In 1968 Winfield played the boyfriend of Diahann Carroll in her situation comedy Julia – a role that some suggest helped open television to other black performers. Four years later Winfield’s portrayal of the father in Sounder earned him an Academy Award nomination for best actor. He was Emmy-nominated for best actor in the title role of the 1978 miniseries King, and nominated the next year in the best supporting actor category for playing a college chancellor willing to sing African-American spirituals to get donations for his school in Roots: The Next Generation. He finally won an Emmy in 1995 for a guest appearance on Picket Fences. He played a federal judge whose rulings on busing inner-city children are challenged by a local resident. Read more
1999: Stanley Kubrick, U.S. film director who is regarded by many as one of the greatest film directors of all time and whose movies include Dr. Strangelove, 2001: A Space Odyssey and The Shining, dies at 70.
More than 40 years have passed since the film 2001 emerged into a world where the landscape was changing in ways just as incredible and confusing as the film itself. Controversial and inspiring, the movie is remembered for its often-wordless, extremely serious and mystically wondrous portrayal of the future.
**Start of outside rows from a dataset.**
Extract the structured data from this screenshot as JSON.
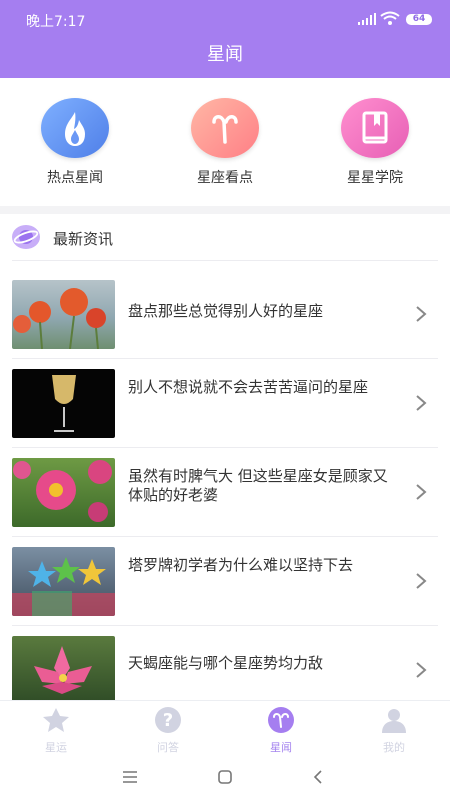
{
  "status_bar": {
    "time": "晚上7:17",
    "battery": "64"
  },
  "header": {
    "title": "星闻"
  },
  "shortcuts": [
    {
      "label": "热点星闻",
      "icon": "flame-icon"
    },
    {
      "label": "星座看点",
      "icon": "aries-icon"
    },
    {
      "label": "星星学院",
      "icon": "book-icon"
    }
  ],
  "news": {
    "title": "最新资讯",
    "items": [
      {
        "title": "盘点那些总觉得别人好的星座",
        "thumb": "red-poppies"
      },
      {
        "title": "别人不想说就不会去苦苦逼问的星座",
        "thumb": "wine-glass"
      },
      {
        "title": "虽然有时脾气大 但这些星座女是顾家又体贴的好老婆",
        "thumb": "pink-daisies"
      },
      {
        "title": "塔罗牌初学者为什么难以坚持下去",
        "thumb": "colorful-stars"
      },
      {
        "title": "天蝎座能与哪个星座势均力敌",
        "thumb": "lotus-flower"
      }
    ]
  },
  "tabbar": {
    "tabs": [
      {
        "label": "星运",
        "icon": "star-icon"
      },
      {
        "label": "问答",
        "icon": "question-icon"
      },
      {
        "label": "星闻",
        "icon": "aries-icon",
        "active": true
      },
      {
        "label": "我的",
        "icon": "user-icon"
      }
    ]
  },
  "colors": {
    "accent": "#a57ef0",
    "tab_inactive": "#d1d3e1"
  }
}
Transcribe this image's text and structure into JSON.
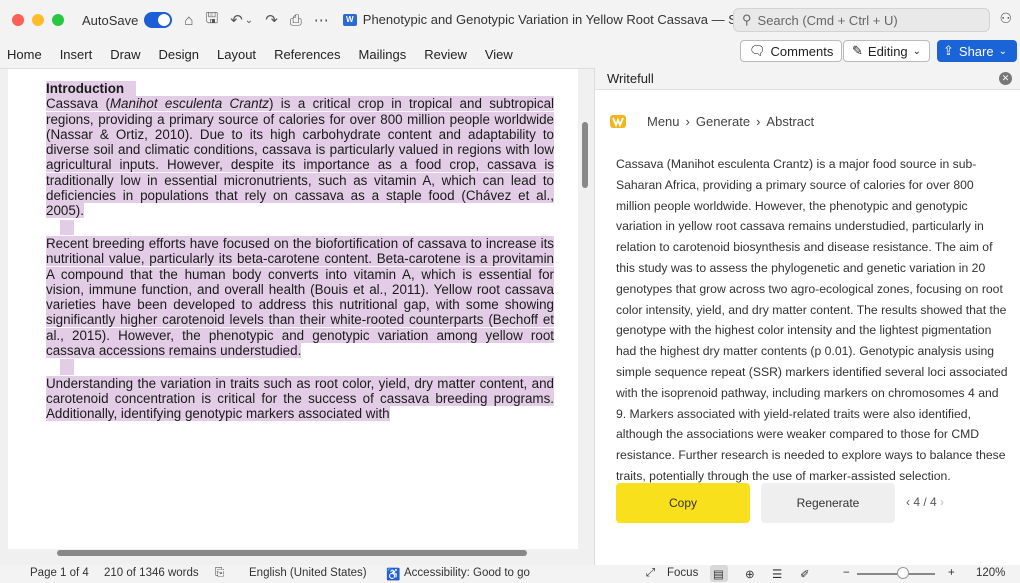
{
  "titlebar": {
    "autosave_label": "AutoSave",
    "doc_title": "Phenotypic and Genotypic Variation in Yellow Root Cassava — Saved ⌄",
    "search_placeholder": "Search (Cmd + Ctrl + U)",
    "word_badge": "W"
  },
  "ribbon": {
    "tabs": [
      "Home",
      "Insert",
      "Draw",
      "Design",
      "Layout",
      "References",
      "Mailings",
      "Review",
      "View"
    ],
    "comments_label": "Comments",
    "editing_label": "Editing",
    "share_label": "Share"
  },
  "document": {
    "heading": "Introduction",
    "p1_a": "Cassava (",
    "p1_italic": "Manihot esculenta Crantz",
    "p1_b": ") is a critical crop in tropical and subtropical regions, providing a primary source of calories for over 800 million people worldwide (Nassar & Ortiz, 2010). Due to its high carbohydrate content and adaptability to diverse soil and climatic conditions, cassava is particularly valued in regions with low agricultural inputs. However, despite its importance as a food crop, cassava is traditionally low in essential micronutrients, such as vitamin A, which can lead to deficiencies in populations that rely on cassava as a staple food (Chávez et al., 2005).",
    "p2": "Recent breeding efforts have focused on the biofortification of cassava to increase its nutritional value, particularly its beta-carotene content. Beta-carotene is a provitamin A compound that the human body converts into vitamin A, which is essential for vision, immune function, and overall health (Bouis et al., 2011). Yellow root cassava varieties have been developed to address this nutritional gap, with some showing significantly higher carotenoid levels than their white-rooted counterparts (Bechoff et al., 2015). However, the phenotypic and genotypic variation among yellow root cassava accessions remains understudied.",
    "p3": "Understanding the variation in traits such as root color, yield, dry matter content, and carotenoid concentration is critical for the success of cassava breeding programs. Additionally, identifying genotypic markers associated with"
  },
  "pane": {
    "title": "Writefull",
    "crumb_menu": "Menu",
    "crumb_generate": "Generate",
    "crumb_abstract": "Abstract",
    "crumb_sep": "›",
    "abstract": "Cassava (Manihot esculenta Crantz) is a major food source in sub-Saharan Africa, providing a primary source of calories for over 800 million people worldwide. However, the phenotypic and genotypic variation in yellow root cassava remains understudied, particularly in relation to carotenoid biosynthesis and disease resistance. The aim of this study was to assess the phylogenetic and genetic variation in 20 genotypes that grow across two agro-ecological zones, focusing on root color intensity, yield, and dry matter content. The results showed that the genotype with the highest color intensity and the lightest pigmentation had the highest dry matter contents (p 0.01). Genotypic analysis using simple sequence repeat (SSR) markers identified several loci associated with the isoprenoid pathway, including markers on chromosomes 4 and 9. Markers associated with yield-related traits were also identified, although the associations were weaker compared to those for CMD resistance. Further research is needed to explore ways to balance these traits, potentially through the use of marker-assisted selection.",
    "copy_label": "Copy",
    "regenerate_label": "Regenerate",
    "pager_prev": "‹",
    "pager_text": "4 / 4",
    "pager_next": "›"
  },
  "statusbar": {
    "page": "Page 1 of 4",
    "words": "210 of 1346 words",
    "language": "English (United States)",
    "accessibility": "Accessibility: Good to go",
    "focus": "Focus",
    "zoom": "120%"
  },
  "colors": {
    "highlight": "#e3cde6",
    "share_blue": "#1a64d8",
    "copy_yellow": "#f8e01c",
    "traffic_red": "#ff5f57",
    "traffic_yellow": "#febc2e",
    "traffic_green": "#28c840"
  }
}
It remains unchallenged as one of the greatest works of science in art, and as the years have passed, its legend as one of the greatest films of all time continues to grow. Today almost all science fiction films have emerged from its visionary womb. Star Wars, Aliens, Star Trek – their spaceships, atmosphere and technology are all borrowed from the groundwork established in 2001. Read more
1991: James “Cool Papa” Bell, U.S. baseball great in the Negro Leagues who was considered one of the fastest players ever and who was elected to the Baseball Hall of Fame, dies at 87.
1988: Robert Livingston, U.S. actor who appeared in 135 films, dies at 83.
1988: Divine, aka Harris Milstead, U.S. actor and drag performer who was mostly associated with the films of John Waters such as Polyester, dies at 42.
Divine was probably America’s most-beloved drag queen, and his over-the-top performance and appearance were perfect for the cult films of John Waters. Divine starred in many of Waters’ movies, ending his reign with Hairspray. The original version of the film – and the favorite version of cult-movie purists – was released just weeks before Divine died. Read more
1986: Jacob K. Javits, U.S. politician who was a senator for New York from 1957 to 1981, dies at 81.
1983: Robert Bray, U.S. actor who played the role of forest ranger Corey on the TV series Lassie from 1964-1968, dies at 65.
1975: Francine Larrimore, U.S. actress who appeared in many silent films, dies at 76.
1967: Alice B. Toklas, U.S. companion to Gertrude Stein who was part of the avant garde in Paris, dies at 89.
1955: Tom Dugan, Irish actor who appeared in Hollywood movies such as Take Me Out to the Ball Game, dies at 66.
1274: St. Thomas Aquinas, Italian priest who was an immensely influential philosopher, dies at 49.